**Records to use**

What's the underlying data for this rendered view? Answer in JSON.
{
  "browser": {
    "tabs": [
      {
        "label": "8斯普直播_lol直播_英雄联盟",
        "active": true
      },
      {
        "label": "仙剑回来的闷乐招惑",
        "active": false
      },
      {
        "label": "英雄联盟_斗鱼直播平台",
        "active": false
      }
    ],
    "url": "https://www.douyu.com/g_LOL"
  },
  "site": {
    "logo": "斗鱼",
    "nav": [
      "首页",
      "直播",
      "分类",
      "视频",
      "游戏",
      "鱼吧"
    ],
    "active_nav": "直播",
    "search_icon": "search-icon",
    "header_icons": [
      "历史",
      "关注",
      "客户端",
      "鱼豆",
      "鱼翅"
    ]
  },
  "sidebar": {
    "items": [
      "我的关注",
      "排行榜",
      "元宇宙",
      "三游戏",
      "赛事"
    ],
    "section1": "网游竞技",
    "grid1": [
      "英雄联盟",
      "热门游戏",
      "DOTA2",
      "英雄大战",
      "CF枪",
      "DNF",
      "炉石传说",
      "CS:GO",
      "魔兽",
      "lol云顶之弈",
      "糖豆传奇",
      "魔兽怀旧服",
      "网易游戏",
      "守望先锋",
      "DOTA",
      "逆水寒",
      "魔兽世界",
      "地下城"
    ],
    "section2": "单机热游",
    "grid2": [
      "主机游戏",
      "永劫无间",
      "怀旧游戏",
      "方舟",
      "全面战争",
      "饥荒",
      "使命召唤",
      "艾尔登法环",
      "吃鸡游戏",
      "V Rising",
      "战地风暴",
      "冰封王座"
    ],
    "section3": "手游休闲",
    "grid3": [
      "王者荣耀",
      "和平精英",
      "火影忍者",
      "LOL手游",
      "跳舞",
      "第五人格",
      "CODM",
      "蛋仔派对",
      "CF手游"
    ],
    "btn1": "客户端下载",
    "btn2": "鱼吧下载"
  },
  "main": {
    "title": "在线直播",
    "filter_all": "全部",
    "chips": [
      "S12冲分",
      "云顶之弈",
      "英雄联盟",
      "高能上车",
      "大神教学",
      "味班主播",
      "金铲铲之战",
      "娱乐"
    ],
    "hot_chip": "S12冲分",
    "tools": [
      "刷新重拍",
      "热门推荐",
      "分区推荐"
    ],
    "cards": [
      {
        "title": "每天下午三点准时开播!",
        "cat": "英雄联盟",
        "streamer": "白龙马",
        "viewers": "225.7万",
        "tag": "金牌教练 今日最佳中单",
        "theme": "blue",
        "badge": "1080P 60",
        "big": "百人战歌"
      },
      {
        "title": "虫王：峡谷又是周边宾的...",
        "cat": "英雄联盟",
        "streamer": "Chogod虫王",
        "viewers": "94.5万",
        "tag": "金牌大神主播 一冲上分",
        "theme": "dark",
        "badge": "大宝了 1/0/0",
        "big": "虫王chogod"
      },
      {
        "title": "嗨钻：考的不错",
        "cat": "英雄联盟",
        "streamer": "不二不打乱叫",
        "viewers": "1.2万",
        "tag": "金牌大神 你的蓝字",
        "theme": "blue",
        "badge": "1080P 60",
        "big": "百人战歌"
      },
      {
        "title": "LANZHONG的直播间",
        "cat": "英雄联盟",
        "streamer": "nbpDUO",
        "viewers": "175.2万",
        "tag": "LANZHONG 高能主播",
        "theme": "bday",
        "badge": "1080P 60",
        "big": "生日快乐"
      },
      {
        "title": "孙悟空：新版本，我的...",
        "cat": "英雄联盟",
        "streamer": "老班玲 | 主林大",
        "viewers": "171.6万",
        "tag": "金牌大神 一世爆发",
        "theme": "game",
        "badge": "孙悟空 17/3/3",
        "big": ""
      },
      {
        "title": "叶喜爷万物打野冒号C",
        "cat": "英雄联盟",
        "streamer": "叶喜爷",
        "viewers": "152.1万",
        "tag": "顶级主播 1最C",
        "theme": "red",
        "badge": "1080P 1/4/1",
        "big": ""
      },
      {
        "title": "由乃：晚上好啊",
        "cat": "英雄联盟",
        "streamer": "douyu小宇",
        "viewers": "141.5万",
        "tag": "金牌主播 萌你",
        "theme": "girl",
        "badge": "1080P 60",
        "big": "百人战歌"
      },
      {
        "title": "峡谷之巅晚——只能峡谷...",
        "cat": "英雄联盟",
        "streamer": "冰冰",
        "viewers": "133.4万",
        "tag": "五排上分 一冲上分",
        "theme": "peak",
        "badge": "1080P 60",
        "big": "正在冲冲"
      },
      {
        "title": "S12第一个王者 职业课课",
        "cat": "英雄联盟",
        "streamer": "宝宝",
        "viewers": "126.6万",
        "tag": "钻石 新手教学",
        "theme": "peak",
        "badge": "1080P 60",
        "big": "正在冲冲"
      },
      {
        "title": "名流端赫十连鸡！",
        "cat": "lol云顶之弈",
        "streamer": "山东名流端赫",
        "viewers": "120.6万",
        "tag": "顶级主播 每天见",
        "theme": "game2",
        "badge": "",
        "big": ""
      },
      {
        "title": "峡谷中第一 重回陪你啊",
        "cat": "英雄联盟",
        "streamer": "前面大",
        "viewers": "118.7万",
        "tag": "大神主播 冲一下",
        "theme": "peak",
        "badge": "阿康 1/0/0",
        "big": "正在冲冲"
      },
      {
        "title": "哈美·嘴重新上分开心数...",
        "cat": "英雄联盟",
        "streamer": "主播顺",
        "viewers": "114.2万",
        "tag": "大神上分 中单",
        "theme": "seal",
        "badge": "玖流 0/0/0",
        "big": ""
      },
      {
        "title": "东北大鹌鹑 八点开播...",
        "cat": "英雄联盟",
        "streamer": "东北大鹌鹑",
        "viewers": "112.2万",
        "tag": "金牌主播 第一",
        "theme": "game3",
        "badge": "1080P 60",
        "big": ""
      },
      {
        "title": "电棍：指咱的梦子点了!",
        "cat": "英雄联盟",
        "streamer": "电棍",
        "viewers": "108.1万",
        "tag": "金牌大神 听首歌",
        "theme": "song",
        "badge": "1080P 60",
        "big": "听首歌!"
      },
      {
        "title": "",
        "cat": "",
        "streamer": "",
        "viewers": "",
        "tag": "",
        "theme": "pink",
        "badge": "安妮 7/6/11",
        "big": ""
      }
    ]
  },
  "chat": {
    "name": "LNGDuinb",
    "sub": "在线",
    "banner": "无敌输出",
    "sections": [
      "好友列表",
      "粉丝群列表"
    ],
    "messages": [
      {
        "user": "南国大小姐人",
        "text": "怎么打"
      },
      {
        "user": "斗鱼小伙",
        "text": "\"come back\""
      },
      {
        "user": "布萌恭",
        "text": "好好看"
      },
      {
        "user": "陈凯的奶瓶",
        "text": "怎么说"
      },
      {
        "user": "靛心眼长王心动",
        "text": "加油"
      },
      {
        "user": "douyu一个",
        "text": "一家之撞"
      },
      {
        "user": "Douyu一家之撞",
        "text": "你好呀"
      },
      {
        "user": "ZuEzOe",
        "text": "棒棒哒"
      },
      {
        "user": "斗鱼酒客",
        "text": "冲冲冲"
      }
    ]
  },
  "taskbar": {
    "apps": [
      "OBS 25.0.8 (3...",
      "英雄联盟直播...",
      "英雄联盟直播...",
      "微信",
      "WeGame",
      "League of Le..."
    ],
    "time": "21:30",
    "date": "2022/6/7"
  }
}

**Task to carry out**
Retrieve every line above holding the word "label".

**Expected answer**
        "label": "8斯普直播_lol直播_英雄联盟",
        "label": "仙剑回来的闷乐招惑",
        "label": "英雄联盟_斗鱼直播平台",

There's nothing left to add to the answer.